Brief storm sparks a busy afternoon for Keremeos firemen

Keremeos fire department responds to two calls following afternoon thunder cell

A log pile at T.L. Timber in Cawston kept Keremeos firefighters busy for several hours on the evening of June 12.

A log pile at T.L. Timber in Cawston kept Keremeos firefighters busy for several hours on the evening of June 12.

It was a storm of very short duration, but the brief thundershower that swept down the Lower Similkameen valley on Thursday afternoon, June 12, kept the Keremeos and District Volunteer Fire Department scrambling to keep up with three fires.

At this point, lightning appears to be the most reasonable explanation for the blazes, which began shortly before 2 p.m. Thursday afternoon. A storm cell that brought thunder, lightning and about a 15 minute downpour set the fire department in motion to the first call, which was easily identified as a lightning strike, on the upper elevation of a mountain in the Ashnola valley.

Forestry officials were called to contend with that blaze, but shortly after members returned to the firehall, a second call out had the KDVFD responding to a brush fire in the Willis Ranch Road area, at approximately 3:45 p.m. The fire was burning in scrap brush, tree limbs and tall grass alongside a fenced off farmers field.

Fire crews were still at work when the third call came for a fire in the T.L. Timber log yard in Cawston.

There, firefighters were faced with a large log deck that was fully ablaze. T.L. Timber had a crew already working the fire, as nearby neighbours and other community members saw the smoke and jumped in to help.

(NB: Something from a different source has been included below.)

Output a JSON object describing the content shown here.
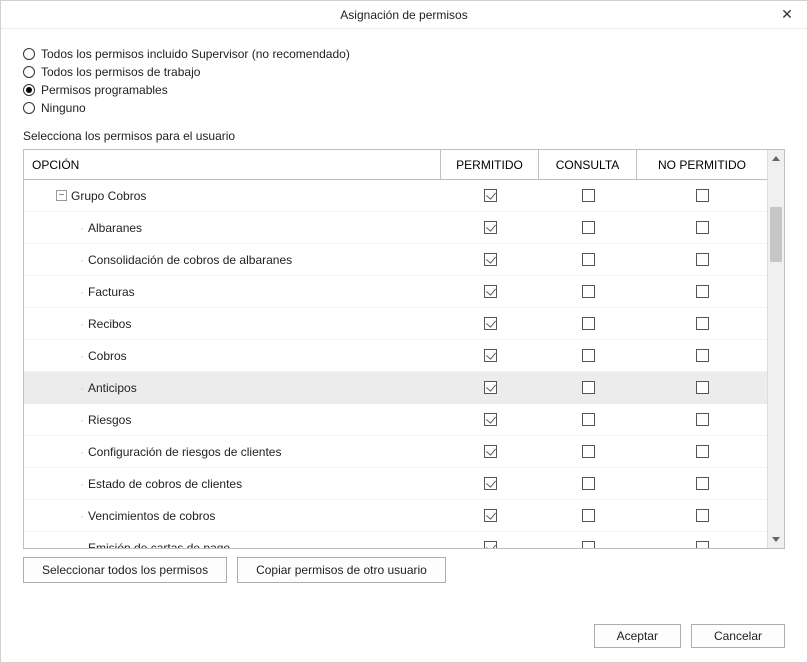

“It was a real community effort,” said T.L.Timber Operations Manager Clayton Hillman. He said the fire began in a small log deck adjacent to a larger one. He had just returned from a road trip and was sitting down to supper around 5 p.m. when a  passing motorist stopped to him of the fire.

“I can’t say enough about the response we had,” Hillman said, “Neighbours, staff and friends, our logging company staff, our own staff, everyone stepped forward to help.”

In spite of the initial efforts, the fire eventually spread to three log decks. Crews spent nearly six hours on site, their efforts aided by intermittent rain that became steady as the evening wore on.

“We have lots of fire fighting capacity here,” Hilman said, “ we’ve got water trucks, hoses, pumps, access to Keremeos Creek (adjacent to the property) – but it was a slow job. The fire had gotten into the middle of the decks, and they all had to be pulled apart, each log given a good soaking.”

Hilman called the incident “most bizarre,” as neither he nor his family saw lightning or heard thunder anytime prior to notification of the fire. The decks were located in the centre of the yard, roughly 30 – 40 metres from the highway, and no one had been working in that vicinity all afternoon.

The Keremeos fire department had all available personnel suited up Thursday evening. A truck and several personnel from Osoyoos were also called in to provide mutual aid. Later in the evening, as crews gained an upper hand, a small mop up crew returned to the Willis Ranch Road area to finish up there.

The Keremeos fire department has been dealing with some unusual instances of coincidental calls in  recent months.

In late November last year, through February of this year, the department responded to a number of consecutive structure fires. Later in February, a string of   motor vehicle accidents occurred. Finally, in the past two weeks, the department has answered four calls for lightning related fires, a circumstance that, while not unprecedented, is unusual.